* Do not buy fireworks from UNLICENCED retailers. These fireworks may be unsafe and illegal.
* Only buy fireworks that comply with current safety standards.*
* Always keep fireworks in a closed box. Take them out one at a time and close the box.
* Never put fireworks in your pocket.
* Be considerate. Let your neighbours know you will be having a display, especially if they are elderly or they have pets or children.
* Avoid setting fireworks off late at night, particularly if it is a school-night.
* Ensure your pets are safe.
* Carefully follow the instructions on EACH firework.
* Never go back to a lit firework unless the instructions advise otherwise.
* Never throw fireworks; it is dangerous.
* Light fireworks one at a time, at the end of the fuse, and at arm’s length.
* Light sparklers one at a time and wear suitable gloves, even when lighting them.
* Never give sparklers to a child under the age of 5.
* Never throw spent fireworks on a bonfire.

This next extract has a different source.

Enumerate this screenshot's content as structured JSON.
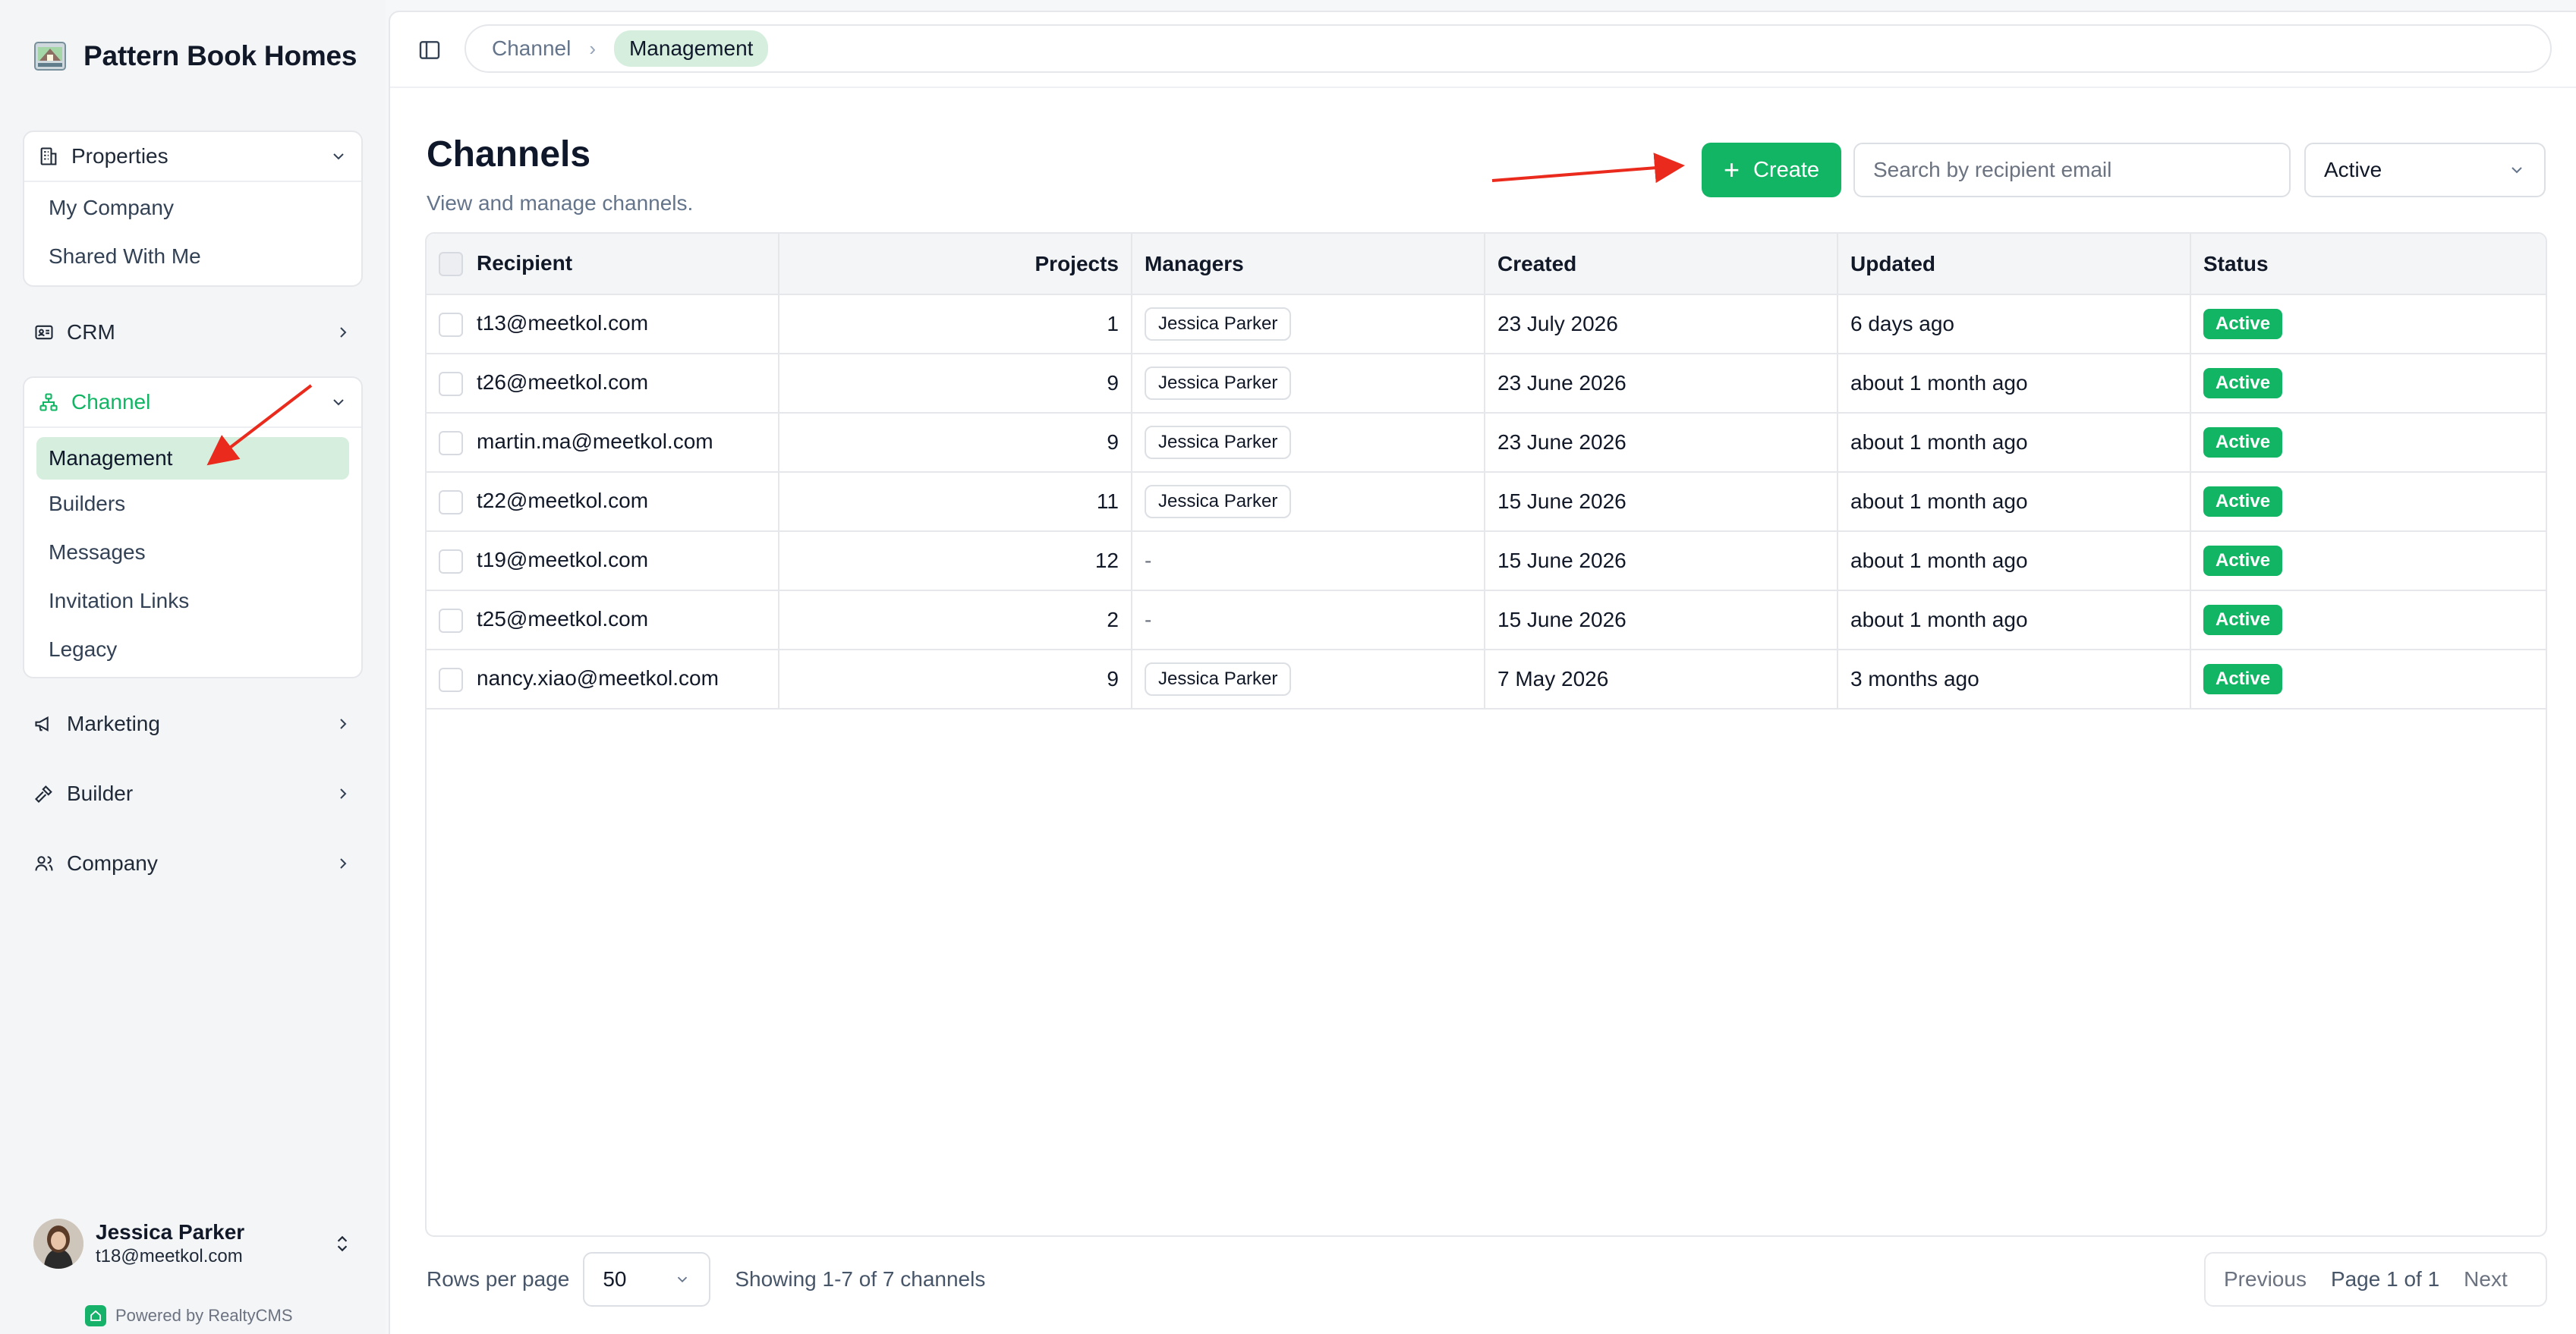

STAY SAFE, BE CONSIDERATE, AND DON’T BECOME A NUISANCE.
* All fireworks supplied by BFA members are tested to conform to the current UK safety standards, which may be different from other countries. If you require more information, contact the seller or any member of the BFA.
Click here to download a PDF version of the above BFA Firework Code.
Consumer Fireworks (those available to the general public) fall into three main categories (sometimes referred to as CAT).
CAT F1 – Smaller fireworks, some of which are suitable for indoor use and generally have the smallest safety distance.
CAT F2 – Small to Medium sized fireworks which are suitable for outdoor use only. Generally the minimum safe distance to spectators is 8 meters, although the specific instructions for each firework may state a larger distance, which is why it is important to check.
CAT F3 – Medium to Large sized fireworks and the highest available to the general public. Generally the minimum safe distance to spectators is 25 meters, although the specific instructions for each firework may state a larger distance, which is why it is important to check.
MISUSE OF FIREWORKS, YOU COULD BE FINED AND PROSECUTED
What is firework misuse?
* Possessing CAT F1 fireworks whilst aged 15 or under
* Possessing CAT F2 or CAT F3 fireworks whilst aged 17 or under
* Letting off fireworks between 11pm and 7am (midnight on Bonfire Night and 1am on New Years Eve)
* Throwing or setting off fireworks in a public place
The RED Firework Guide to GIVING YOUR OWN FIREWORK DISPLAY.
The Explosives Industry Group have created a new Red Firework Guide (which replaces HSG 124), this guide is available at http://www.eig2.org.uk/new-guides-for-firework-displays/